• [Exercise aim]: Scanning the entries below, copy every line that contains the word "OVHcloud".
'''
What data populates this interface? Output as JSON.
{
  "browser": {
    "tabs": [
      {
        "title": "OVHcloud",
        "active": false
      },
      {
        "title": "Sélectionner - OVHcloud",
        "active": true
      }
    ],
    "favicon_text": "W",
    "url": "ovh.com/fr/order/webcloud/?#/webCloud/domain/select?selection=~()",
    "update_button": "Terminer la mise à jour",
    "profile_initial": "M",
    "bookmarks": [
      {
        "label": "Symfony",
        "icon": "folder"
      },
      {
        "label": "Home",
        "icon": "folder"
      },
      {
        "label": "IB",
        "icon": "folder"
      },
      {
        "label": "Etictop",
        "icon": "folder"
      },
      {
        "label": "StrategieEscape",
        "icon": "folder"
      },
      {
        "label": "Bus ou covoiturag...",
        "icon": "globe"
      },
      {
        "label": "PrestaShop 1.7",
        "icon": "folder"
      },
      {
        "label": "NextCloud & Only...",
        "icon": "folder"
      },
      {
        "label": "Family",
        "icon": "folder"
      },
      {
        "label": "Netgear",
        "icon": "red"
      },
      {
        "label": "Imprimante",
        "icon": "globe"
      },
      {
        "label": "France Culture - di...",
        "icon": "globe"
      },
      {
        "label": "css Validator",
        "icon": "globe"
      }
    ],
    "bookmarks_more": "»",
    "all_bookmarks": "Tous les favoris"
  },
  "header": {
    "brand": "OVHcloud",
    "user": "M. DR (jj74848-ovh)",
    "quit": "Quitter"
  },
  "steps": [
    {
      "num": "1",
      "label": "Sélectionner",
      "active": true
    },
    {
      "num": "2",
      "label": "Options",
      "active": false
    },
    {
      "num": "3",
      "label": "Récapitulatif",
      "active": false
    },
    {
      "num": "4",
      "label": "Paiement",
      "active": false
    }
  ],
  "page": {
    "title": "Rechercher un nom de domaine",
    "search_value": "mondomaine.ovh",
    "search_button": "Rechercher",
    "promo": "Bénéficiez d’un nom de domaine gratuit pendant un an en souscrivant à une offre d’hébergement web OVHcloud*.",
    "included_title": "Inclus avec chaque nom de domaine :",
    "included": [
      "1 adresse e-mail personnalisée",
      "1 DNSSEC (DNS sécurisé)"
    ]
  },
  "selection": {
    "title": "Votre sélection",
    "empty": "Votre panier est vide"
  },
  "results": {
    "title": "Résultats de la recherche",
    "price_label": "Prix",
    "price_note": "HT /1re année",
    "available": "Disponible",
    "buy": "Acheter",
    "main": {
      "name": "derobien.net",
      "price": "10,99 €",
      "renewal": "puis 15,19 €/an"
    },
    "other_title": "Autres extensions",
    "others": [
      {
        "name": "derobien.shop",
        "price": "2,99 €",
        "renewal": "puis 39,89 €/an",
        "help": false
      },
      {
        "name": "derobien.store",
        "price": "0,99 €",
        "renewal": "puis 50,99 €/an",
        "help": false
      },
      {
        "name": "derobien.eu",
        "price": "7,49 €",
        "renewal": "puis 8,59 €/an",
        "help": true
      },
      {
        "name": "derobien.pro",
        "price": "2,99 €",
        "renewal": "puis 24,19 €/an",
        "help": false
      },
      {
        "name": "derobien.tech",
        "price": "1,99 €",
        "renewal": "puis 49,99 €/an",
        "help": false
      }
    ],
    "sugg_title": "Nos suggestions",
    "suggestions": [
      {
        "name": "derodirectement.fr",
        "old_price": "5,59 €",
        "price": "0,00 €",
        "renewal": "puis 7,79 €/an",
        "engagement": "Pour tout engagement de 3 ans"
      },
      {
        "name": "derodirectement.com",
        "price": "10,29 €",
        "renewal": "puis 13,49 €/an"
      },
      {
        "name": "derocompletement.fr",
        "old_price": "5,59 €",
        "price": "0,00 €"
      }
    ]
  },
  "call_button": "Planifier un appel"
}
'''
• [Written response]:
        "title": "OVHcloud",
        "title": "Sélectionner - OVHcloud",
    "brand": "OVHcloud",
    "promo": "Bénéficiez d’un nom de domaine gratuit pendant un an en souscrivant à une offre d’hébergement web OVHcloud*.",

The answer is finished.